moving pictures on the Web. You can also use video clips or segments
to help tell your story.
You see it on the CBC, on Much Music or on the Sports Network.
The announcer will read an introduction to a story, then she
pauses to play a piece of video tape that helps tell the story.
Sometimes it's a scene of a sporting event, a parade, an accident
or a news conference.
Other times, it's a segment that features one or two people
talking about the issue.
your television (video) story
what you need to know:Ensure you have the equipment you need and it is in good
working order. To produce video you will need a video camera,
tripod, microphone and cord. To edit your video via analog you
will need a television monitor, VCR & connecting cables.
To do it digitally, you will need a connector from your camera
to computer, a computer with at least 300 processor, 128ram,
two hard drives, video card and capture card. Also computer editing
software such as Adobe Premiere.
Review the Video Reporting sections of the Reporters Toolbox
Prepare for your story: Come up with an idea, write a list
of themes/topics from that idea and flush those ideas out before
Take your equipment and practice with someone you are comfortable
with: interview your parents or friends. Choose one question
and begin there.
Once you are comfortable with using the equipment and interviewing
with a video camera and mic, do your story.
Review your tape before you begin editing.
Show it to someone for a second opinion - a teacher, friend
When you are happy with your tape and story, you can
edit your tape using analog editing equipment as noted above
or you can use computer editing software to put your video into
some tips you can use for using video in your story:
Once you start writing your story, think about the video-taped
images and interviews you have recorded and consider how they
could fit into your story. For example, a shot of an event might
help you show the audience.
Exactly what it was like to be in that particular place at that
time. Or a person involved in the event might be able to explain
something better than you could say it yourself.
When you're writing for an online publication like SNN, try to
present your story so that everyone can read it -- whether they
can play the video or audio elements or not. That means including
the information that appears on video and audio in your written
version of the story.
Perhaps you'd like to include a part of interview with one of
the people involved in the story.

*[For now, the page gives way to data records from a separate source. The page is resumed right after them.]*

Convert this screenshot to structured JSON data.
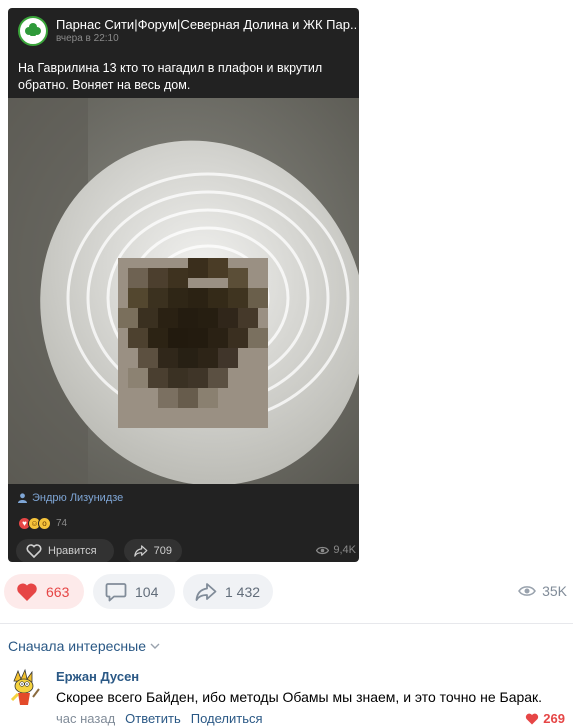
{
  "post": {
    "group_name": "Парнас Сити|Форум|Северная Долина и ЖК Пар...",
    "time": "вчера в 22:10",
    "text": "На Гаврилина 13 кто то нагадил в плафон и вкрутил обратно. Воняет на весь дом.",
    "author": "Эндрю Лизунидзе",
    "reactions_count": "74",
    "like_label": "Нравится",
    "share_count": "709",
    "views": "9,4K",
    "logo_icon": "clover-logo-icon"
  },
  "actions": {
    "likes": "663",
    "comments": "104",
    "reposts": "1 432",
    "views": "35K",
    "accent": "#e64646"
  },
  "comments": {
    "sort_label": "Сначала интересные",
    "items": [
      {
        "author": "Ержан Дусен",
        "text": "Скорее всего Байден, ибо методы Обамы мы знаем, и это точно не Барак.",
        "time": "час назад",
        "reply_label": "Ответить",
        "share_label": "Поделиться",
        "likes": "269"
      }
    ]
  }
}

It's best to use a section
that includes clear recordings of both the questions and answers.
If the questions can't be heard very well, it's better to just
use video of the person's answers to expand on a point made in